In 1982, dissatisfied with the rates of pay and the small audience offered by literary magazines, Bruce Pascoe attempted to find support for a new magazine that would feature short fiction. Unable to secure support, Pascoe used the money from his share of the sale of a house to finance a print run of 20,000 copies of Australian Short Stories for Christmas 1982. Launched by Bob Hawke, the first issue sold 12,000 copies, a significant amount for a literary magazine. From that time, Australian Short Stories sold, on average, 6,000 copies per issue. The magazine was described as presenting 'the best of the established Australian writers and illustrators together with the new literary and art talent in the country' (Editorial no. 1, 1982)
Pascoe aimed to make Australian Short Stories as accessible as possible by distributing the magazine widely. With the assistance of a distributor and Pascoe's perseverance in his own region, Australian Short Stories was a success in newsagencies. It was also sold in many bookstores.
With financial assistance from the Literature Board, Pascoe was able to maintain an important place for fiction writers to publish their work. But by 1998, he and his co-editor, Lyn Harwood, stepped back from the editorial responsibility of handling up to 150 manuscripts per week to concentrate on their own work.

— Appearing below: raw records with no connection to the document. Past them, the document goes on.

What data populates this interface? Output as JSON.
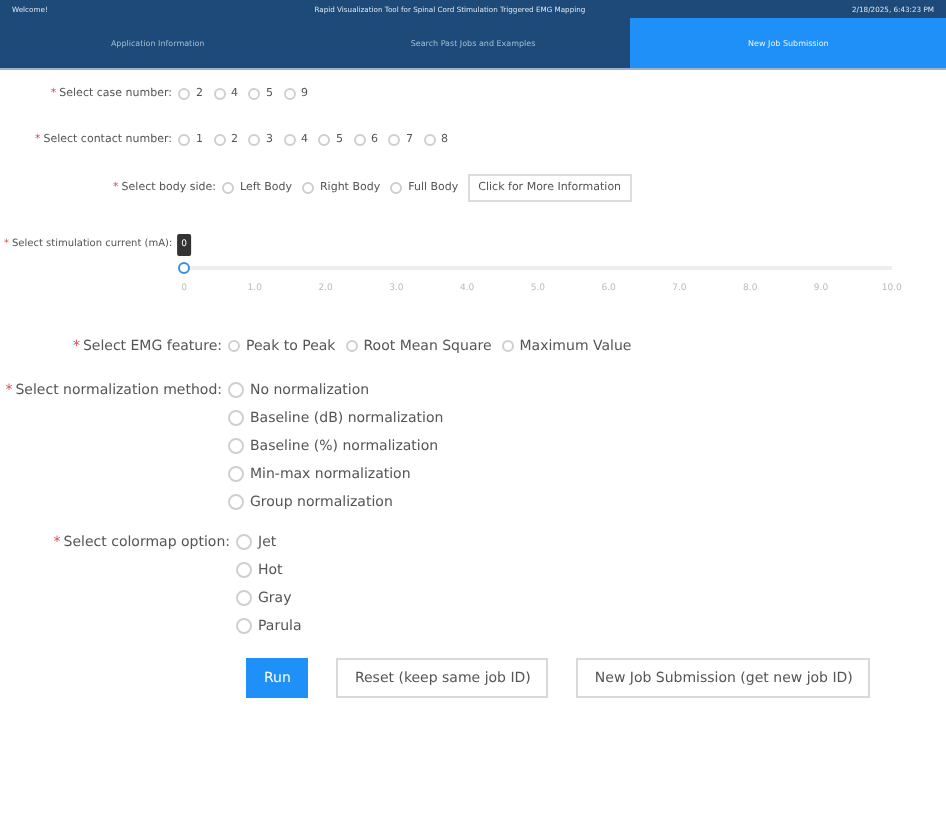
{
  "header": {
    "welcome": "Welcome!",
    "title": "Rapid Visualization Tool for Spinal Cord Stimulation Triggered EMG Mapping",
    "datetime": "2/18/2025, 6:43:23 PM"
  },
  "tabs": [
    {
      "label": "Application Information",
      "selected": false
    },
    {
      "label": "Search Past Jobs and Examples",
      "selected": false
    },
    {
      "label": "New Job Submission",
      "selected": true
    }
  ],
  "case_number": {
    "required_mark": "*",
    "label": "Select case number:",
    "options": [
      {
        "label": "2",
        "selected": false
      },
      {
        "label": "4",
        "selected": false
      },
      {
        "label": "5",
        "selected": false
      },
      {
        "label": "9",
        "selected": false
      }
    ]
  },
  "contact_number": {
    "required_mark": "*",
    "label": "Select contact number:",
    "options": [
      {
        "label": "1",
        "selected": false
      },
      {
        "label": "2",
        "selected": false
      },
      {
        "label": "3",
        "selected": false
      },
      {
        "label": "4",
        "selected": false
      },
      {
        "label": "5",
        "selected": false
      },
      {
        "label": "6",
        "selected": false
      },
      {
        "label": "7",
        "selected": false
      },
      {
        "label": "8",
        "selected": false
      }
    ]
  },
  "body_side": {
    "required_mark": "*",
    "label": "Select body side:",
    "options": [
      {
        "label": "Left Body",
        "selected": false
      },
      {
        "label": "Right Body",
        "selected": false
      },
      {
        "label": "Full Body",
        "selected": false
      }
    ],
    "info_button": "Click for More Information"
  },
  "stimulation_current": {
    "required_mark": "*",
    "label": "Select stimulation current (mA):",
    "tooltip": "0",
    "level": 0,
    "ticks": [
      "0",
      "1.0",
      "2.0",
      "3.0",
      "4.0",
      "5.0",
      "6.0",
      "7.0",
      "8.0",
      "9.0",
      "10.0"
    ]
  },
  "emg_feature": {
    "required_mark": "*",
    "label": "Select EMG feature:",
    "options": [
      {
        "label": "Peak to Peak",
        "selected": false
      },
      {
        "label": "Root Mean Square",
        "selected": false
      },
      {
        "label": "Maximum Value",
        "selected": false
      }
    ]
  },
  "normalization": {
    "required_mark": "*",
    "label": "Select normalization method:",
    "options": [
      {
        "label": "No normalization",
        "selected": false
      },
      {
        "label": "Baseline (dB) normalization",
        "selected": false
      },
      {
        "label": "Baseline (%) normalization",
        "selected": false
      },
      {
        "label": "Min-max normalization",
        "selected": false
      },
      {
        "label": "Group normalization",
        "selected": false
      }
    ]
  },
  "colormap": {
    "required_mark": "*",
    "label": "Select colormap option:",
    "options": [
      {
        "label": "Jet",
        "selected": false
      },
      {
        "label": "Hot",
        "selected": false
      },
      {
        "label": "Gray",
        "selected": false
      },
      {
        "label": "Parula",
        "selected": false
      }
    ]
  },
  "buttons": [
    {
      "label": "Run",
      "kind": "primary"
    },
    {
      "label": "Reset (keep same job ID)",
      "kind": "default"
    },
    {
      "label": "New Job Submission (get new job ID)",
      "kind": "default"
    }
  ]
}
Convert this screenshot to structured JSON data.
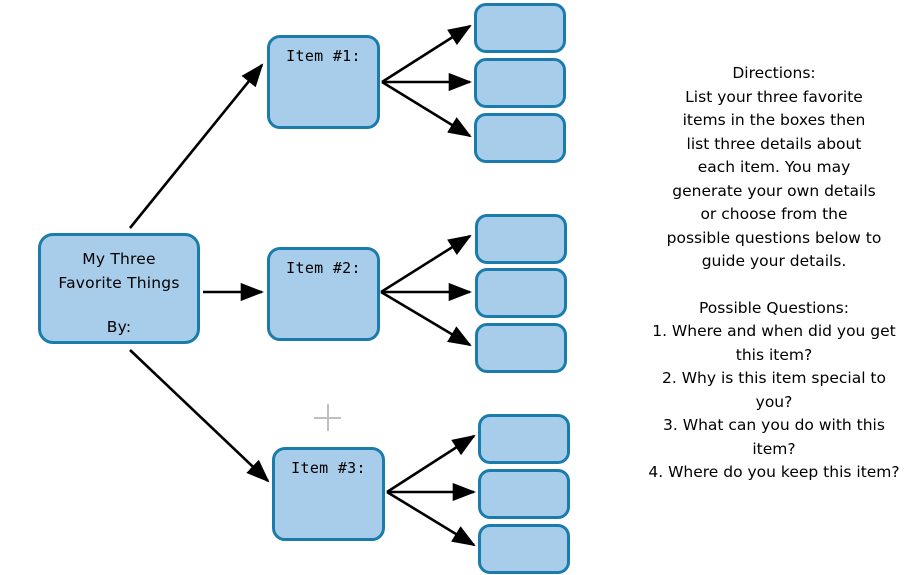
{
  "page": {
    "title": "My Three Favorite Things Graphic Organizer",
    "background_color": "#ffffff"
  },
  "theme": {
    "box_fill": "#a8cdea",
    "box_border": "#1b7cac",
    "arrow_color": "#000000",
    "crosshair_color": "#bfbfbf",
    "text_color": "#000000"
  },
  "organizer": {
    "main_box": {
      "title_lines": [
        "My Three",
        "Favorite Things"
      ],
      "byline": "By:"
    },
    "items": [
      {
        "label": "Item #1:",
        "details": [
          "",
          "",
          ""
        ]
      },
      {
        "label": "Item #2:",
        "details": [
          "",
          "",
          ""
        ]
      },
      {
        "label": "Item #3:",
        "details": [
          "",
          "",
          ""
        ]
      }
    ]
  },
  "instructions": {
    "directions_heading": "Directions:",
    "directions_lines": [
      "List your three favorite",
      "items in the boxes then",
      "list three details about",
      "each item.  You may",
      "generate your own details",
      "or choose from the",
      "possible questions below to",
      "guide your details."
    ],
    "questions_heading": "Possible Questions:",
    "questions": [
      "1.  Where and when did you get this item?",
      "2.  Why is this item special to you?",
      "3.  What can you do with this item?",
      "4.  Where do you keep this item?"
    ]
  }
}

Howard Firkin took over as editor for the sixty-second issue in 1998, but only three more issues were produced. Australian Short Stories ceased production in 2000.